Photographs by Karyn Millet
An architect known for his “romantic” modernism and an interior designer known for her “organic” modernism joined forces in 2019 to create a dynamic home in California’s Corona del Mar.
“I blend romance with modern design,” says architect Geoff Sumich. “There’s always warmth with wood or stone.”
Trained in modernism in his native New Zealand, the architect arrived in California during the 1980s, only to find clients demanding Tudor and French Country homes. For 15 years, he cut his teeth on classical architecture. “When I finally broke out to do the modern work that I wanted to, I hid the traditional work from my clients for three or four years,” he says. “Then I put it on my website—because it actually informed my modern work.”
Interior designer Lisa McDennon earned a degree in fine arts from UC Irvine and another in interior design from the Interior Designers Institute in Newport Beach. When she set up her firm in 2000, she began to explore a contextual, coastal style of her own. “It reflects the surroundings and natural organic elements,” she says. “I balance the architectural structure of the house with the client’s personal style.”
In this case, the client was developer Tom Nicholson, whose work is well known in Newport Beach and Corona del Mar. While the building’s bones were designed first by architects at Toblesky Green in Yorba Linda, Nicholson asked McDennon and Sumich to finish the home for himself and his wife. Halfway through the design process though, the couple elected to sell it.
Still, the architect and interior designer created a stunner of a house together. “We work on a lot of projects together—so I know that Geoff is passionate,” McDennon says. “He’s incredibly creative, he’s an out-of-the-box thinker, and he embraces collaboration.”

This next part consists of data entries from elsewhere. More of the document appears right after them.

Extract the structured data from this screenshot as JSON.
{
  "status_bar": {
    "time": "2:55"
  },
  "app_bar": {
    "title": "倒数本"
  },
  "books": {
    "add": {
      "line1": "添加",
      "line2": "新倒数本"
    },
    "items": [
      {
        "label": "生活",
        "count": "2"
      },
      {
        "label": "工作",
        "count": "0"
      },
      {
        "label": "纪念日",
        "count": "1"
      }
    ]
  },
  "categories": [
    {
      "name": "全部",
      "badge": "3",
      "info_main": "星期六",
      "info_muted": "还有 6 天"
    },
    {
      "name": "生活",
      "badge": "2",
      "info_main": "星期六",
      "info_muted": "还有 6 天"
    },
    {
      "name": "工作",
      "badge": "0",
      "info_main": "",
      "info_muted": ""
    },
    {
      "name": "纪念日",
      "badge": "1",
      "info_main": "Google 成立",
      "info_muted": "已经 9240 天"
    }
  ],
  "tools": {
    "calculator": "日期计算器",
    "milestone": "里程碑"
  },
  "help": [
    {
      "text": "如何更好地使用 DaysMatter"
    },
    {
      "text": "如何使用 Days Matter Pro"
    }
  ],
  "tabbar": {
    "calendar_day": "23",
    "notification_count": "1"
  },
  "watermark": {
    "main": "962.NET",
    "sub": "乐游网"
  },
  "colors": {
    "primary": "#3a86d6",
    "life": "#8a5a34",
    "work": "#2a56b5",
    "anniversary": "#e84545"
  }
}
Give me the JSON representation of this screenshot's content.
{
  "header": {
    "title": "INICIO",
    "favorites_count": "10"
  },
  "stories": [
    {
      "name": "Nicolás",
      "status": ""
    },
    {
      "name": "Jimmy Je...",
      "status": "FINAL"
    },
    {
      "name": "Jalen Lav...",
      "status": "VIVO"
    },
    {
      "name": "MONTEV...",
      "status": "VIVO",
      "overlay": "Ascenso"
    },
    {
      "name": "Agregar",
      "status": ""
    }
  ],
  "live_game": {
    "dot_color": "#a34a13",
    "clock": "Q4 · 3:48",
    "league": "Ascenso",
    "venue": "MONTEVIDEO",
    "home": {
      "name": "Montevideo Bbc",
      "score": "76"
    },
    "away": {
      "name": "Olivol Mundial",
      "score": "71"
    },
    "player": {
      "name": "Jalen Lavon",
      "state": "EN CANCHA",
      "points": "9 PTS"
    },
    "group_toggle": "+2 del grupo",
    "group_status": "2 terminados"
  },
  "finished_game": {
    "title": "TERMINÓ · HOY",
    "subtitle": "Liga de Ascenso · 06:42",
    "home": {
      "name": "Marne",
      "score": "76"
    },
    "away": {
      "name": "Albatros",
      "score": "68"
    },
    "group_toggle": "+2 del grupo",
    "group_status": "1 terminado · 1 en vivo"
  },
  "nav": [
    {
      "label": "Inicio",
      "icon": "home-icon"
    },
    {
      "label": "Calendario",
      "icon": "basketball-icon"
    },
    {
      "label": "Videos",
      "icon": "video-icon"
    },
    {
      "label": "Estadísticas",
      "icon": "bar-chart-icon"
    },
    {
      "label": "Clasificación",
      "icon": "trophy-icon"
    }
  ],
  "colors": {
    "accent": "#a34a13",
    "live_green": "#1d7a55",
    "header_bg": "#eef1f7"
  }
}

Sumich looked at the house from the street side first, creating a strong presence with a tall stone wall that splits the home in two. Over that, he designed a cantilevered canopy that follows a walkway and delivers owners and guests to the front door. For it all, he chose a warm material palette. “It’s Texas limestone for the axial walls, copper for the canopies, with wood soffits that are cedar tongue and groove,” he says.
At the rear, the architect created two axes to take advantage of natural and manmade vistas. One’s an elevated view of a sweeping Pacific coastline. Sumich framed it with cantilevered canopies borrowed from his vernacular at the entry—for no small amount of drama.
The other is a view to Fashion Island, the high-rise retail mall in Newport Beach. “This house had an incredible view of that on the diagonal, so I cut out the window corners to capture the view,” he says. “I was most interested in the commanding views of the skyscrapers rising up, so I was analyzing the biggest resource for the view toward those buildings.”
The architecture established, McDennon walked into the home, inspected the plans and began working out the layout of spaces between kitchen and family room, then master bedroom and bath. “I did the architectural detailing and worked closely with Tom for interesting design layouts for big windows and doors and custom design for the property,” she says.
She also worked through all interior details in the house—the finishes, including stone and tile, the cabinets, and the plumbing fixtures. “Initially I spring-boarded off the design established by the architect and design programming—it was a great way to keep the warmth in the project with natural organic materials,” she says. “I was given a shell and I sculpted And sculpted it into a calming, serene, environment.”
The exterior’s split-faced stone flows into the entryway, then the study. “It’s balanced with warm walnut paneling,” she says. “There’s an earthy, sandy color palette—I had fun playing with the color too, in subtle ways.”
A taupe limestone floor runs from the front door through the hall, then dining room, kitchen and living room. On its right-hand side is a strip of white oak that follows along to an office and wine room. “The floor pattern is unique. The team questioned the design,” she says. “But I just knew it was right.”
She repeated the warm-wood theme with a teak slat in the shower of the master bath, where walls are clad in blackened steel wainscoting. “What I like is that even though we have all those industrial materials, the bath is really soft,” she says. “It’s both masculine and feminine—a nice balance. It’s comfortable and relaxing.”
When all was said and done, McDennon staged the home, prepping it to put it on the market. Finished just weeks before the pandemic hit, it sold within months.
That’s a testament to timing, talent, and collaboration.